Excerpts from an interface dataset:
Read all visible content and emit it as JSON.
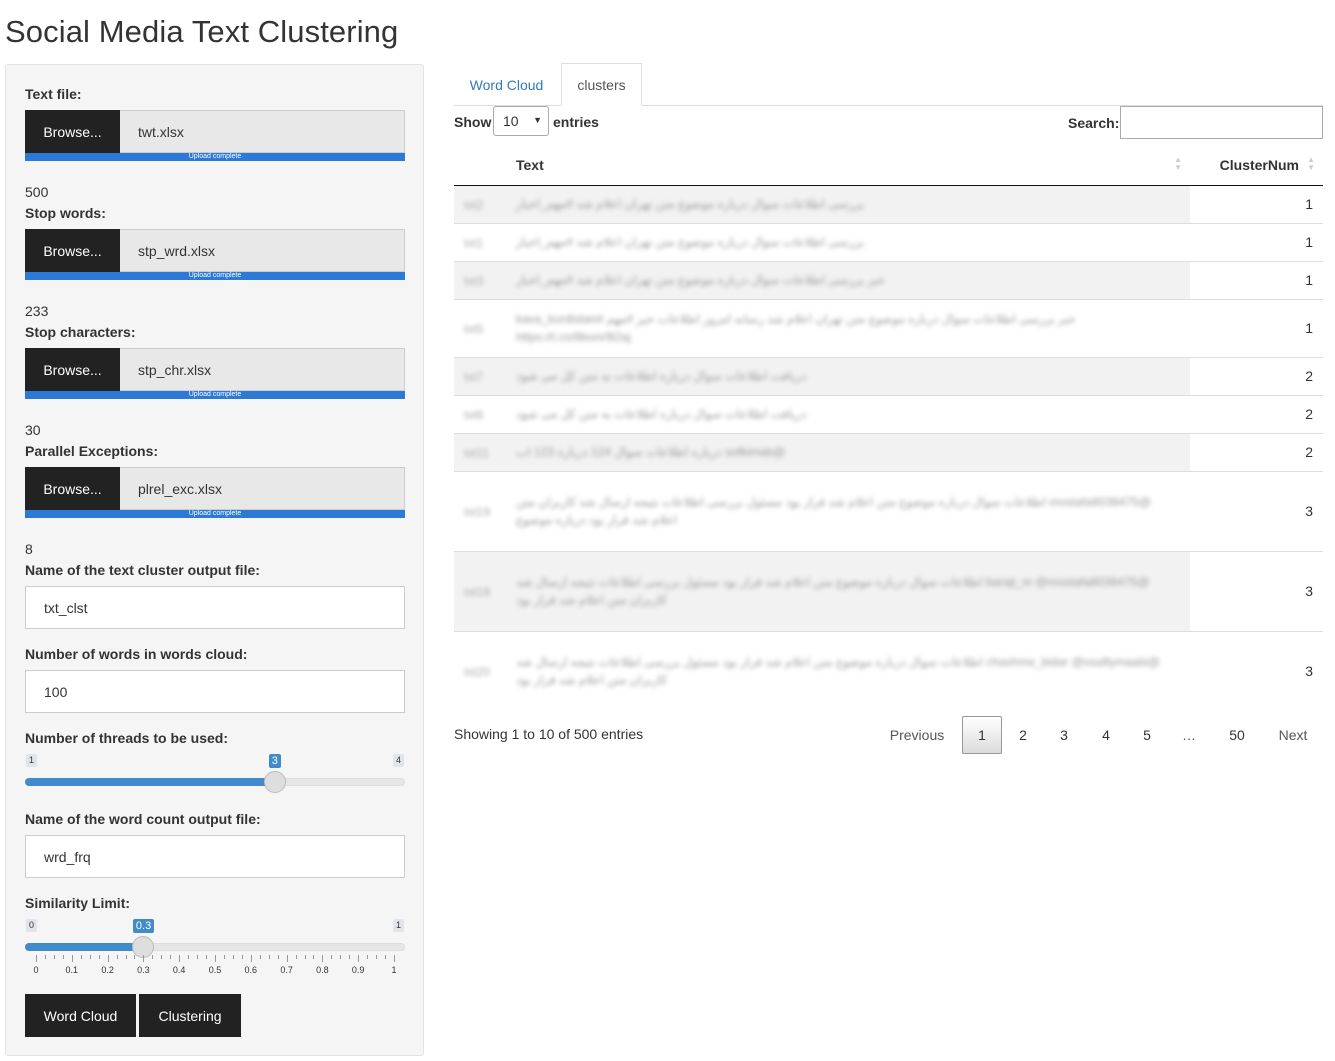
{
  "app_title": "Social Media Text Clustering",
  "sidebar": {
    "text_file": {
      "label": "Text file:",
      "browse": "Browse...",
      "file": "twt.xlsx",
      "progress": "Upload complete"
    },
    "count_500": "500",
    "stop_words": {
      "label": "Stop words:",
      "browse": "Browse...",
      "file": "stp_wrd.xlsx",
      "progress": "Upload complete"
    },
    "count_233": "233",
    "stop_chars": {
      "label": "Stop characters:",
      "browse": "Browse...",
      "file": "stp_chr.xlsx",
      "progress": "Upload complete"
    },
    "count_30": "30",
    "parallel_exc": {
      "label": "Parallel Exceptions:",
      "browse": "Browse...",
      "file": "plrel_exc.xlsx",
      "progress": "Upload complete"
    },
    "count_8": "8",
    "cluster_output": {
      "label": "Name of the text cluster output file:",
      "value": "txt_clst"
    },
    "words_cloud": {
      "label": "Number of words in words cloud:",
      "value": "100"
    },
    "threads": {
      "label": "Number of threads to be used:",
      "min": "1",
      "max": "4",
      "value": 3,
      "value_label": "3",
      "fraction": 0.667
    },
    "word_count_output": {
      "label": "Name of the word count output file:",
      "value": "wrd_frq"
    },
    "similarity": {
      "label": "Similarity Limit:",
      "min": "0",
      "max": "1",
      "value": 0.3,
      "value_label": "0.3",
      "fraction": 0.3,
      "ticks": [
        "0",
        "0.1",
        "0.2",
        "0.3",
        "0.4",
        "0.5",
        "0.6",
        "0.7",
        "0.8",
        "0.9",
        "1"
      ]
    },
    "buttons": {
      "word_cloud": "Word Cloud",
      "clustering": "Clustering"
    }
  },
  "tabs": {
    "word_cloud": "Word Cloud",
    "clusters": "clusters"
  },
  "table_controls": {
    "show": "Show",
    "page_size": "10",
    "entries": "entries",
    "search_label": "Search:"
  },
  "table": {
    "columns": [
      "",
      "Text",
      "ClusterNum"
    ],
    "rows": [
      {
        "id": "txt2",
        "text": "بررسی اطلاعات سوال درباره موضوع متن تهران اعلام شد #مهم_اخبار",
        "cluster": "1"
      },
      {
        "id": "txt1",
        "text": "بررسی اطلاعات سوال درباره موضوع متن تهران اعلام شد #مهم_اخبار",
        "cluster": "1"
      },
      {
        "id": "txt3",
        "text": "خبر بررسی اطلاعات سوال درباره موضوع متن تهران اعلام شد #مهم_اخبار",
        "cluster": "1"
      },
      {
        "id": "txt5",
        "text": "خبر بررسی اطلاعات سوال درباره موضوع متن تهران اعلام شد رسانه امروز اطلاعات خبر #مهم #kava_kurdistan https://t.co/8bonr9l2aj",
        "cluster": "1"
      },
      {
        "id": "txt7",
        "text": "دریافت اطلاعات سوال درباره اطلاعات به متن کل می شود",
        "cluster": "2"
      },
      {
        "id": "txt6",
        "text": "دریافت اطلاعات سوال درباره اطلاعات به متن کل می شود",
        "cluster": "2"
      },
      {
        "id": "txt11",
        "text": "@sofkimab درباره اطلاعات سوال 124 درباره 123 اب",
        "cluster": "2"
      },
      {
        "id": "txt19",
        "text": "@mostafa8038475 اطلاعات سوال درباره موضوع متن اعلام شد قرار بود مسئول بررسی اطلاعات نتیجه ارسال شد کاربران متن اعلام شد قرار بود درباره موضوع",
        "cluster": "3"
      },
      {
        "id": "txt18",
        "text": "@baraji_m @mostafa8038475 اطلاعات سوال درباره موضوع متن اعلام شد قرار بود مسئول بررسی اطلاعات نتیجه ارسال شد کاربران متن اعلام شد قرار بود",
        "cluster": "3"
      },
      {
        "id": "txt20",
        "text": "@chashme_bidar @osaflymaabi اطلاعات سوال درباره موضوع متن اعلام شد قرار بود مسئول بررسی اطلاعات نتیجه ارسال شد کاربران متن اعلام شد قرار بود",
        "cluster": "3"
      }
    ]
  },
  "footer": {
    "info": "Showing 1 to 10 of 500 entries",
    "previous": "Previous",
    "pages": [
      "1",
      "2",
      "3",
      "4",
      "5",
      "…",
      "50"
    ],
    "next": "Next"
  }
}
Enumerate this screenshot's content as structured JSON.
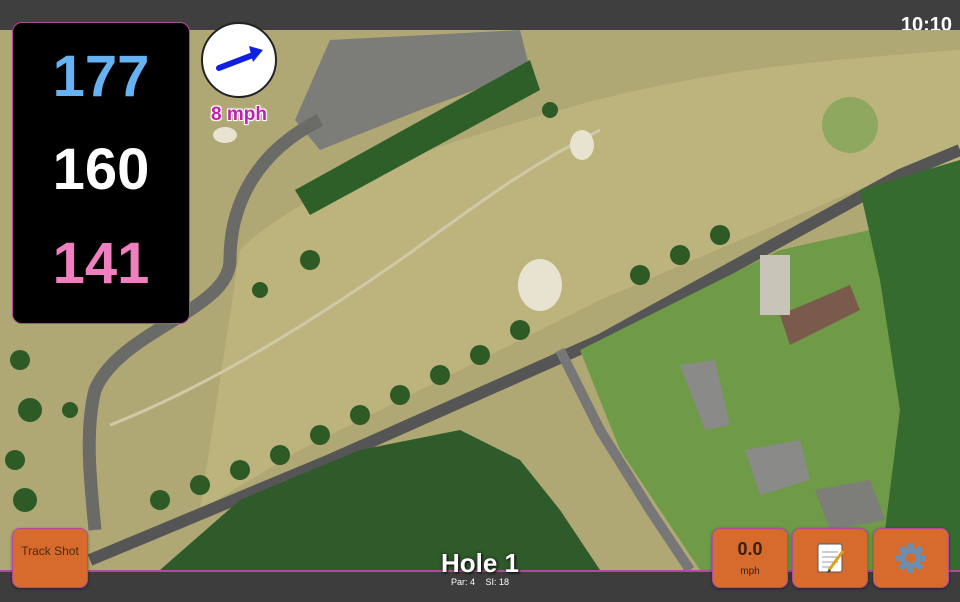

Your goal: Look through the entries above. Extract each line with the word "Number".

Response:
      "label": "Number of words in words cloud:",
      "label": "Number of threads to be used:",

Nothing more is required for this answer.